[Supplied entries]
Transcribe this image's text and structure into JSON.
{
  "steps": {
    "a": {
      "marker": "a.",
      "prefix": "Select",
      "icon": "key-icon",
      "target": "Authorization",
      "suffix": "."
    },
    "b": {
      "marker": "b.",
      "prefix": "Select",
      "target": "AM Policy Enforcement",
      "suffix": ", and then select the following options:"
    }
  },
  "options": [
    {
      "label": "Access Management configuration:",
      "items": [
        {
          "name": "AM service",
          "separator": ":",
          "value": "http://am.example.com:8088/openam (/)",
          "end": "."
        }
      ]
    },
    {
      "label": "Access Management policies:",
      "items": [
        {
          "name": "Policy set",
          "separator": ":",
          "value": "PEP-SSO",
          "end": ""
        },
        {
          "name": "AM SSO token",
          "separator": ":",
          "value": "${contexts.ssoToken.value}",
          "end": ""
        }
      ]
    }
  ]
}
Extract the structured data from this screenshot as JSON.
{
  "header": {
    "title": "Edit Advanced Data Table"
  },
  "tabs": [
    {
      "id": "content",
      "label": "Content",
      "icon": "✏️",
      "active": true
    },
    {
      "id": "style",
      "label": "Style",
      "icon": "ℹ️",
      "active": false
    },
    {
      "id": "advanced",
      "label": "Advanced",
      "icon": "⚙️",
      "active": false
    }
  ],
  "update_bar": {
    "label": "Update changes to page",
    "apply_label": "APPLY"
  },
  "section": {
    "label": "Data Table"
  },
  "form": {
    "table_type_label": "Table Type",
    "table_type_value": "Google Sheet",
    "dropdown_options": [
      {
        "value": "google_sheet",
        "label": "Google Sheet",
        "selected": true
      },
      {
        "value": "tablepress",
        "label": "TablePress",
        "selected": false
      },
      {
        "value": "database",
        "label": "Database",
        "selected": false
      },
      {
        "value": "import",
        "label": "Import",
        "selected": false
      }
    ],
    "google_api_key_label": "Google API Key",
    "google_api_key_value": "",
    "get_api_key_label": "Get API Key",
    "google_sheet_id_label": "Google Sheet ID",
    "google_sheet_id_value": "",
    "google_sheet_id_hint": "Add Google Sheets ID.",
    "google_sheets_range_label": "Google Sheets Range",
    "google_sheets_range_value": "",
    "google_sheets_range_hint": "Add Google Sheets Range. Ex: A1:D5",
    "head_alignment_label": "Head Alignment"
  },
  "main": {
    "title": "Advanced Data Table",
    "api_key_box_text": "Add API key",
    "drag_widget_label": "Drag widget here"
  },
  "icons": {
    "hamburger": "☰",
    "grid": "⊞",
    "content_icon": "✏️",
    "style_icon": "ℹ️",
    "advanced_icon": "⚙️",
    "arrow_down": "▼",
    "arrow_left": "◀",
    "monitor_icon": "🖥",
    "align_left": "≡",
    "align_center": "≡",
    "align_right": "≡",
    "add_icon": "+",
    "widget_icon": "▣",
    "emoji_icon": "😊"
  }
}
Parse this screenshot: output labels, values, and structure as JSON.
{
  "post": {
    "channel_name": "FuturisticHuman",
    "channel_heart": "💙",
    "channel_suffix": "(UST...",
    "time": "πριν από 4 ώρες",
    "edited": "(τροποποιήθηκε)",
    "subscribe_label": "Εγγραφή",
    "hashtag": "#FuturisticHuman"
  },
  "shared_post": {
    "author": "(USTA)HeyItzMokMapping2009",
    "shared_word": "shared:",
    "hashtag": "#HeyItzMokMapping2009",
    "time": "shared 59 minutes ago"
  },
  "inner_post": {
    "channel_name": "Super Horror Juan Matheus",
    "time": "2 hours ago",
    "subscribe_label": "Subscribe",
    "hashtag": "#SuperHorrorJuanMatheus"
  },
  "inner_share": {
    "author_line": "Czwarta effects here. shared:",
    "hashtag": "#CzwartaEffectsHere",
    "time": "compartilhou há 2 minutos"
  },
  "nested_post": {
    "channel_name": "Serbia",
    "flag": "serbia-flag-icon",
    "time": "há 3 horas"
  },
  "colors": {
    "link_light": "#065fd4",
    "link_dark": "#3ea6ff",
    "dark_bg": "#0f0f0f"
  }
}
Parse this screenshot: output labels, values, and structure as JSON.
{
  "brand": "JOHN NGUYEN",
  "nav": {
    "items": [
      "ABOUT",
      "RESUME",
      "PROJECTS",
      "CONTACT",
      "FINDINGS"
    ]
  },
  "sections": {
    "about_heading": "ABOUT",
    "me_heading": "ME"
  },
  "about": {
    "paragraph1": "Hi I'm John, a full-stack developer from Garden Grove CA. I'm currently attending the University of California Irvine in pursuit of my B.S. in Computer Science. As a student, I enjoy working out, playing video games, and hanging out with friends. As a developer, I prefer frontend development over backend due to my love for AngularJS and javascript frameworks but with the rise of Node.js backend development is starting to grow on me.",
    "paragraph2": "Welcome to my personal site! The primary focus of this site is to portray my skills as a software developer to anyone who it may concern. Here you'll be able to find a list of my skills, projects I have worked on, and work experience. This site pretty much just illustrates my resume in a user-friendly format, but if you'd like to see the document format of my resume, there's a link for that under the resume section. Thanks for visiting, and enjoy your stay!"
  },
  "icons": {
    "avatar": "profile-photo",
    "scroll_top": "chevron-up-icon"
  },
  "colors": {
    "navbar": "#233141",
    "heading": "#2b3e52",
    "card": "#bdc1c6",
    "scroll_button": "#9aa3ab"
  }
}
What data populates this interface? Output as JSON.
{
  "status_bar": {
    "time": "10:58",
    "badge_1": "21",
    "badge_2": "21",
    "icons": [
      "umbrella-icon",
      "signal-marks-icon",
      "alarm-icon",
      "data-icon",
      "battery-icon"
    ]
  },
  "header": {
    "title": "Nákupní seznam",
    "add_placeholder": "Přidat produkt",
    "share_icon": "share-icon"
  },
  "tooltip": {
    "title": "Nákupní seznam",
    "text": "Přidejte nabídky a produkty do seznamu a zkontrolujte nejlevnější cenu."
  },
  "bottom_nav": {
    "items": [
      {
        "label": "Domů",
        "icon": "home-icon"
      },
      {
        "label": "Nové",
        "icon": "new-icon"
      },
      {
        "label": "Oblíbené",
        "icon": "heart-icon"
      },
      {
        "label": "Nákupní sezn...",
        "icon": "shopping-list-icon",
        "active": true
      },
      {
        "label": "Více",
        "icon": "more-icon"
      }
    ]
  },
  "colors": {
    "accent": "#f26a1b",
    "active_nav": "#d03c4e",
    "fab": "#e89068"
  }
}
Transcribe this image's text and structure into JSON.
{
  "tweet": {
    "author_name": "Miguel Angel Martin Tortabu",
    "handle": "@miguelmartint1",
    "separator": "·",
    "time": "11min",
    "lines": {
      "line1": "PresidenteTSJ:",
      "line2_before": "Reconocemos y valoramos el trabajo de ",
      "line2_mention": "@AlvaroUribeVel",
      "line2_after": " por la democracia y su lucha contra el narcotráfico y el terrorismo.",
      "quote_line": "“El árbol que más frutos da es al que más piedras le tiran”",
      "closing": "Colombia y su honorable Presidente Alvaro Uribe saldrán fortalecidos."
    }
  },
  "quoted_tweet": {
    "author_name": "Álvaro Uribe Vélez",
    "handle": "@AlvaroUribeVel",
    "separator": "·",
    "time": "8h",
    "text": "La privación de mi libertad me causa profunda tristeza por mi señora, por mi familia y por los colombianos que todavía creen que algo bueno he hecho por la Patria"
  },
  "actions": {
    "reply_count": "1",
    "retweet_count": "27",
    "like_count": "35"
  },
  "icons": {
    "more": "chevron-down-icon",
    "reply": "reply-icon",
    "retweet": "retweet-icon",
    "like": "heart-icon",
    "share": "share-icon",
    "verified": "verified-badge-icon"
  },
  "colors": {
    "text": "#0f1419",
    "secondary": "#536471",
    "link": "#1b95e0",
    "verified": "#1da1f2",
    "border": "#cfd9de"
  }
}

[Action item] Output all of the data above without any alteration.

[Problem solution]
Transcribe this image's text and structure into JSON.
{
  "steps": {
    "a": {
      "marker": "a.",
      "prefix": "Select",
      "icon": "key-icon",
      "target": "Authorization",
      "suffix": "."
    },
    "b": {
      "marker": "b.",
      "prefix": "Select",
      "target": "AM Policy Enforcement",
      "suffix": ", and then select the following options:"
    }
  },
  "options": [
    {
      "label": "Access Management configuration:",
      "items": [
        {
          "name": "AM service",
          "separator": ":",
          "value": "http://am.example.com:8088/openam (/)",
          "end": "."
        }
      ]
    },
    {
      "label": "Access Management policies:",
      "items": [
        {
          "name": "Policy set",
          "separator": ":",
          "value": "PEP-SSO",
          "end": ""
        },
        {
          "name": "AM SSO token",
          "separator": ":",
          "value": "${contexts.ssoToken.value}",
          "end": ""
        }
      ]
    }
  ]
}
Extract the structured data from this screenshot as JSON.
{
  "header": {
    "title": "Edit Advanced Data Table"
  },
  "tabs": [
    {
      "id": "content",
      "label": "Content",
      "icon": "✏️",
      "active": true
    },
    {
      "id": "style",
      "label": "Style",
      "icon": "ℹ️",
      "active": false
    },
    {
      "id": "advanced",
      "label": "Advanced",
      "icon": "⚙️",
      "active": false
    }
  ],
  "update_bar": {
    "label": "Update changes to page",
    "apply_label": "APPLY"
  },
  "section": {
    "label": "Data Table"
  },
  "form": {
    "table_type_label": "Table Type",
    "table_type_value": "Google Sheet",
    "dropdown_options": [
      {
        "value": "google_sheet",
        "label": "Google Sheet",
        "selected": true
      },
      {
        "value": "tablepress",
        "label": "TablePress",
        "selected": false
      },
      {
        "value": "database",
        "label": "Database",
        "selected": false
      },
      {
        "value": "import",
        "label": "Import",
        "selected": false
      }
    ],
    "google_api_key_label": "Google API Key",
    "google_api_key_value": "",
    "get_api_key_label": "Get API Key",
    "google_sheet_id_label": "Google Sheet ID",
    "google_sheet_id_value": "",
    "google_sheet_id_hint": "Add Google Sheets ID.",
    "google_sheets_range_label": "Google Sheets Range",
    "google_sheets_range_value": "",
    "google_sheets_range_hint": "Add Google Sheets Range. Ex: A1:D5",
    "head_alignment_label": "Head Alignment"
  },
  "main": {
    "title": "Advanced Data Table",
    "api_key_box_text": "Add API key",
    "drag_widget_label": "Drag widget here"
  },
  "icons": {
    "hamburger": "☰",
    "grid": "⊞",
    "content_icon": "✏️",
    "style_icon": "ℹ️",
    "advanced_icon": "⚙️",
    "arrow_down": "▼",
    "arrow_left": "◀",
    "monitor_icon": "🖥",
    "align_left": "≡",
    "align_center": "≡",
    "align_right": "≡",
    "add_icon": "+",
    "widget_icon": "▣",
    "emoji_icon": "😊"
  }
}
Parse this screenshot: output labels, values, and structure as JSON.
{
  "post": {
    "channel_name": "FuturisticHuman",
    "channel_heart": "💙",
    "channel_suffix": "(UST...",
    "time": "πριν από 4 ώρες",
    "edited": "(τροποποιήθηκε)",
    "subscribe_label": "Εγγραφή",
    "hashtag": "#FuturisticHuman"
  },
  "shared_post": {
    "author": "(USTA)HeyItzMokMapping2009",
    "shared_word": "shared:",
    "hashtag": "#HeyItzMokMapping2009",
    "time": "shared 59 minutes ago"
  },
  "inner_post": {
    "channel_name": "Super Horror Juan Matheus",
    "time": "2 hours ago",
    "subscribe_label": "Subscribe",
    "hashtag": "#SuperHorrorJuanMatheus"
  },
  "inner_share": {
    "author_line": "Czwarta effects here. shared:",
    "hashtag": "#CzwartaEffectsHere",
    "time": "compartilhou há 2 minutos"
  },
  "nested_post": {
    "channel_name": "Serbia",
    "flag": "serbia-flag-icon",
    "time": "há 3 horas"
  },
  "colors": {
    "link_light": "#065fd4",
    "link_dark": "#3ea6ff",
    "dark_bg": "#0f0f0f"
  }
}
Parse this screenshot: output labels, values, and structure as JSON.
{
  "brand": "JOHN NGUYEN",
  "nav": {
    "items": [
      "ABOUT",
      "RESUME",
      "PROJECTS",
      "CONTACT",
      "FINDINGS"
    ]
  },
  "sections": {
    "about_heading": "ABOUT",
    "me_heading": "ME"
  },
  "about": {
    "paragraph1": "Hi I'm John, a full-stack developer from Garden Grove CA. I'm currently attending the University of California Irvine in pursuit of my B.S. in Computer Science. As a student, I enjoy working out, playing video games, and hanging out with friends. As a developer, I prefer frontend development over backend due to my love for AngularJS and javascript frameworks but with the rise of Node.js backend development is starting to grow on me.",
    "paragraph2": "Welcome to my personal site! The primary focus of this site is to portray my skills as a software developer to anyone who it may concern. Here you'll be able to find a list of my skills, projects I have worked on, and work experience. This site pretty much just illustrates my resume in a user-friendly format, but if you'd like to see the document format of my resume, there's a link for that under the resume section. Thanks for visiting, and enjoy your stay!"
  },
  "icons": {
    "avatar": "profile-photo",
    "scroll_top": "chevron-up-icon"
  },
  "colors": {
    "navbar": "#233141",
    "heading": "#2b3e52",
    "card": "#bdc1c6",
    "scroll_button": "#9aa3ab"
  }
}
What data populates this interface? Output as JSON.
{
  "status_bar": {
    "time": "10:58",
    "badge_1": "21",
    "badge_2": "21",
    "icons": [
      "umbrella-icon",
      "signal-marks-icon",
      "alarm-icon",
      "data-icon",
      "battery-icon"
    ]
  },
  "header": {
    "title": "Nákupní seznam",
    "add_placeholder": "Přidat produkt",
    "share_icon": "share-icon"
  },
  "tooltip": {
    "title": "Nákupní seznam",
    "text": "Přidejte nabídky a produkty do seznamu a zkontrolujte nejlevnější cenu."
  },
  "bottom_nav": {
    "items": [
      {
        "label": "Domů",
        "icon": "home-icon"
      },
      {
        "label": "Nové",
        "icon": "new-icon"
      },
      {
        "label": "Oblíbené",
        "icon": "heart-icon"
      },
      {
        "label": "Nákupní sezn...",
        "icon": "shopping-list-icon",
        "active": true
      },
      {
        "label": "Více",
        "icon": "more-icon"
      }
    ]
  },
  "colors": {
    "accent": "#f26a1b",
    "active_nav": "#d03c4e",
    "fab": "#e89068"
  }
}
Transcribe this image's text and structure into JSON.
{
  "tweet": {
    "author_name": "Miguel Angel Martin Tortabu",
    "handle": "@miguelmartint1",
    "separator": "·",
    "time": "11min",
    "lines": {
      "line1": "PresidenteTSJ:",
      "line2_before": "Reconocemos y valoramos el trabajo de ",
      "line2_mention": "@AlvaroUribeVel",
      "line2_after": " por la democracia y su lucha contra el narcotráfico y el terrorismo.",
      "quote_line": "“El árbol que más frutos da es al que más piedras le tiran”",
      "closing": "Colombia y su honorable Presidente Alvaro Uribe saldrán fortalecidos."
    }
  },
  "quoted_tweet": {
    "author_name": "Álvaro Uribe Vélez",
    "handle": "@AlvaroUribeVel",
    "separator": "·",
    "time": "8h",
    "text": "La privación de mi libertad me causa profunda tristeza por mi señora, por mi familia y por los colombianos que todavía creen que algo bueno he hecho por la Patria"
  },
  "actions": {
    "reply_count": "1",
    "retweet_count": "27",
    "like_count": "35"
  },
  "icons": {
    "more": "chevron-down-icon",
    "reply": "reply-icon",
    "retweet": "retweet-icon",
    "like": "heart-icon",
    "share": "share-icon",
    "verified": "verified-badge-icon"
  },
  "colors": {
    "text": "#0f1419",
    "secondary": "#536471",
    "link": "#1b95e0",
    "verified": "#1da1f2",
    "border": "#cfd9de"
  }
}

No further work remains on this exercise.